The most critical COVID-19 patient in Vietnam is nodding, smiling and evening shaking hands with healthcare workers.
The British pilot named by newspapers in the UK as Stephen Cameron, has been in a coma for more than two months.
Although he is free of coronavirus, he suffered severe lung complications and doctors thought he may need a transplant.
But now he is on the mend, and staff at HCM City’s Cho Ray Hospital announced on Wednesday morning his condition is improving and he was able to communicate with medics.
Identified as Patient 91 in Vietnam, he tested positive for COVID-19 on March 18 and was on a life support machine for 57 days.

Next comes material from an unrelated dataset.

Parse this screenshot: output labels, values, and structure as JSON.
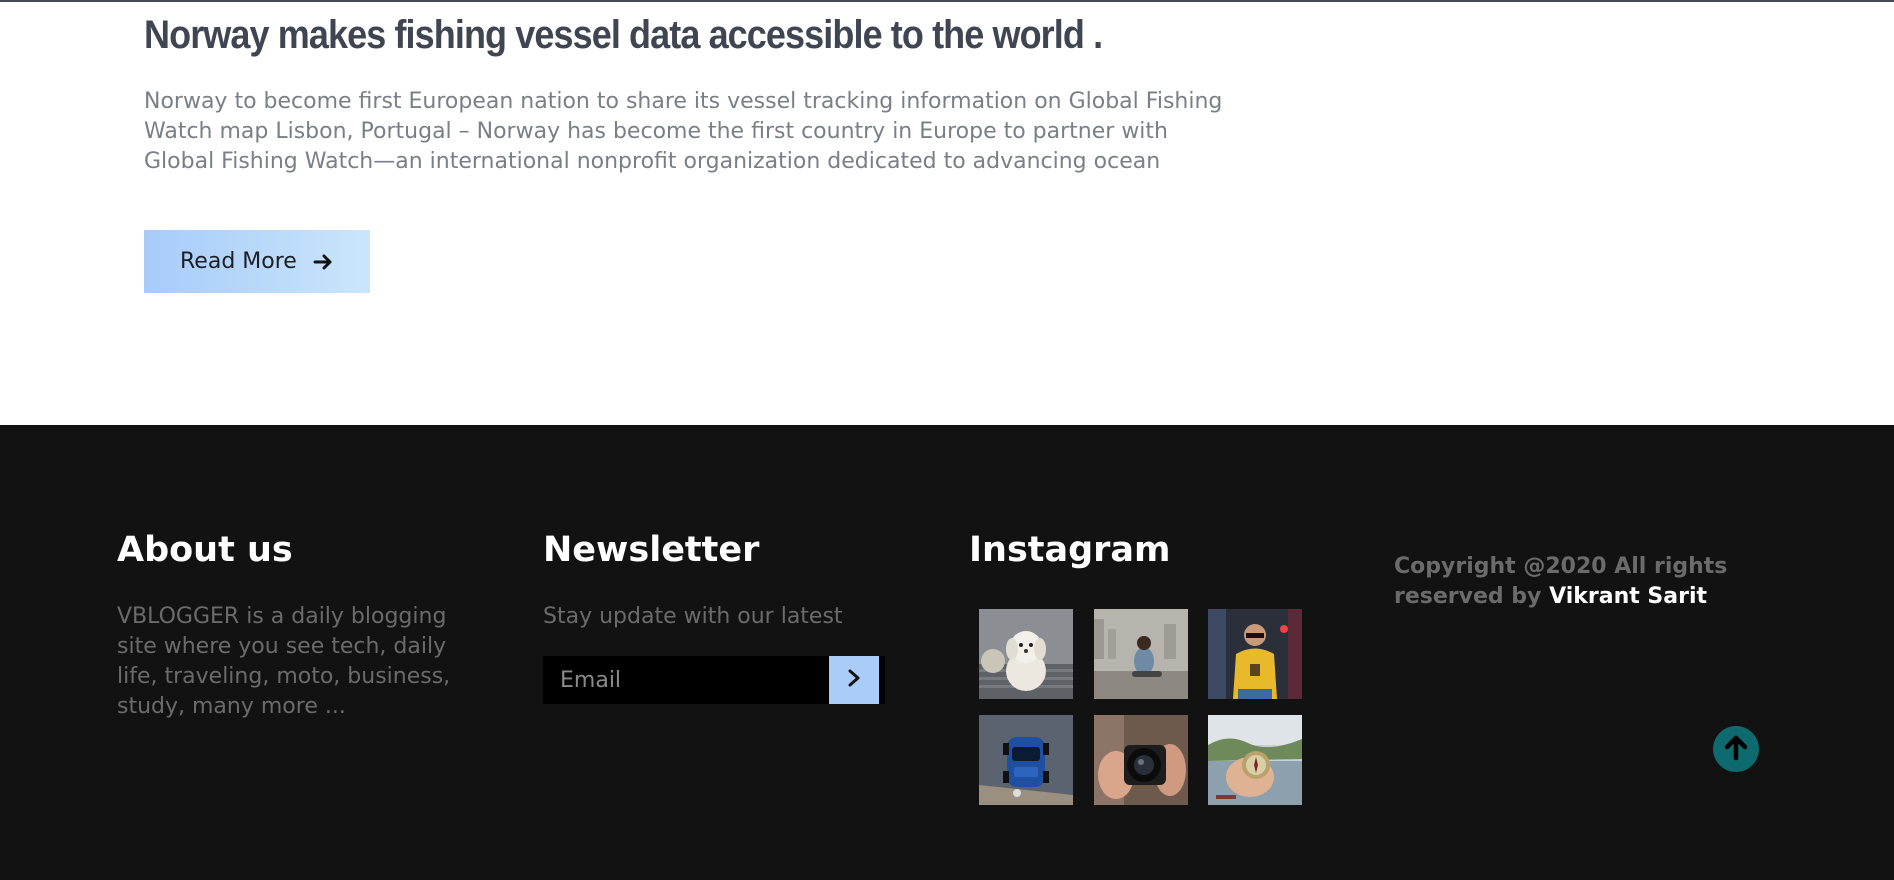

On May 20, he was given all-clear after testing negative for the SARS-CoV-2 seven times. He was then transferred from HCM City’s Hospital for Tropical Diseases to Cho Ray Hospital for further treatment.
Tran Thanh Linh, deputy head of the emergency department at Cho Ray Hospital, said the patient has not needed dialysis for a week as his kidneys were almost functioning normal.
His liver had also worked relatively normally, Linh said.
“Until now, he is still infected with Burkholderia cenocepacia, a type of opportunistic bacteria but the quantity of bacteria has been reduced, which proves that changed antibiotics work for him,” he said.
He said an X-ray image of his lungs on May 25 revealed tissue or fluid blocking blood vessels in both lungs but the one taken on Tuesday showed that more than half of the left lung has recovered and the right lung’s respiratory function had also improved.
Linh said that on Tuesday afternoon, doctors tried reducing intervention of EMCO on the patient but he would still need EMCO for the next few days.
Muscle strength in his arms has improved from 1/5 to 3/5 while his muscles in his feet improved from 1/5 to 2/5. His cough reflexes have become better. Respiratory functions improved and oxygen concentration in blood is stable now.
Earlier, the patient had suffered from the cytokine storm syndrome, which happened when his immune system overreacted to the novel coronavirus attacking the body, releasing too many cytokines, damaging his organs.
According to the health ministry, the British Consulate in HCM City has recently requested to visit the patient over the next few days.
His medical bills, which have already topped VNĐ5 billion (US$215,000), have so far been covered by the Vietnamese hospitals.
The British representative in Vietnam said that the patient’s only known relative in the UK is working with his insurer, asking them to make reimbursements as well as extend his insurance. Vietnam treats all Vietnamese confirmed coronavirus patients for free, but foreign patients treated here will have to pay the hospital bills.
Until Wednesday morning, the number of COVID-19 cases in Vietnam stayed at 328 including 30 active cases and 298 recoveries. — VNS